■ **WORK ITEM**:
Set every entry down again exactly, excluding any pictures.

■ **DATA EXTRACTS**:
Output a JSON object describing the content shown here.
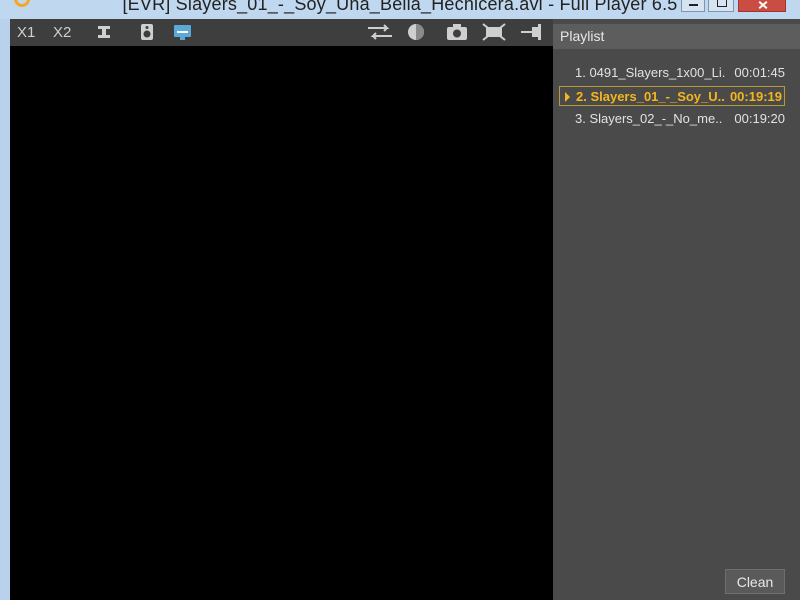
{
  "window": {
    "title": "[EVR] Slayers_01_-_Soy_Una_Bella_Hechicera.avi - Full Player 6.5"
  },
  "toolbar": {
    "zoom1_label": "X1",
    "zoom2_label": "X2",
    "icons": [
      "equalizer-icon",
      "speaker-icon",
      "subtitle-icon",
      "swap-audio-icon",
      "contrast-icon",
      "camera-icon",
      "fullscreen-icon",
      "pin-icon"
    ]
  },
  "playlist": {
    "header": "Playlist",
    "items": [
      {
        "title": "1. 0491_Slayers_1x00_Li..",
        "duration": "00:01:45",
        "active": false
      },
      {
        "title": "2. Slayers_01_-_Soy_U..",
        "duration": "00:19:19",
        "active": true
      },
      {
        "title": "3. Slayers_02_-_No_me..",
        "duration": "00:19:20",
        "active": false
      }
    ],
    "clean_label": "Clean"
  },
  "colors": {
    "active_item": "#f5b61c",
    "panel_bg": "#4a4a4a",
    "toolbar_bg": "#3e3e3e",
    "video_bg": "#000000"
  }
}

■ **ANSWER SECTION**:
Output a JSON object describing the content shown here.
{
  "window": {
    "title": "[EVR] Slayers_01_-_Soy_Una_Bella_Hechicera.avi - Full Player 6.5"
  },
  "toolbar": {
    "zoom1_label": "X1",
    "zoom2_label": "X2",
    "icons": [
      "equalizer-icon",
      "speaker-icon",
      "subtitle-icon",
      "swap-audio-icon",
      "contrast-icon",
      "camera-icon",
      "fullscreen-icon",
      "pin-icon"
    ]
  },
  "playlist": {
    "header": "Playlist",
    "items": [
      {
        "title": "1. 0491_Slayers_1x00_Li..",
        "duration": "00:01:45",
        "active": false
      },
      {
        "title": "2. Slayers_01_-_Soy_U..",
        "duration": "00:19:19",
        "active": true
      },
      {
        "title": "3. Slayers_02_-_No_me..",
        "duration": "00:19:20",
        "active": false
      }
    ],
    "clean_label": "Clean"
  },
  "colors": {
    "active_item": "#f5b61c",
    "panel_bg": "#4a4a4a",
    "toolbar_bg": "#3e3e3e",
    "video_bg": "#000000"
  }
}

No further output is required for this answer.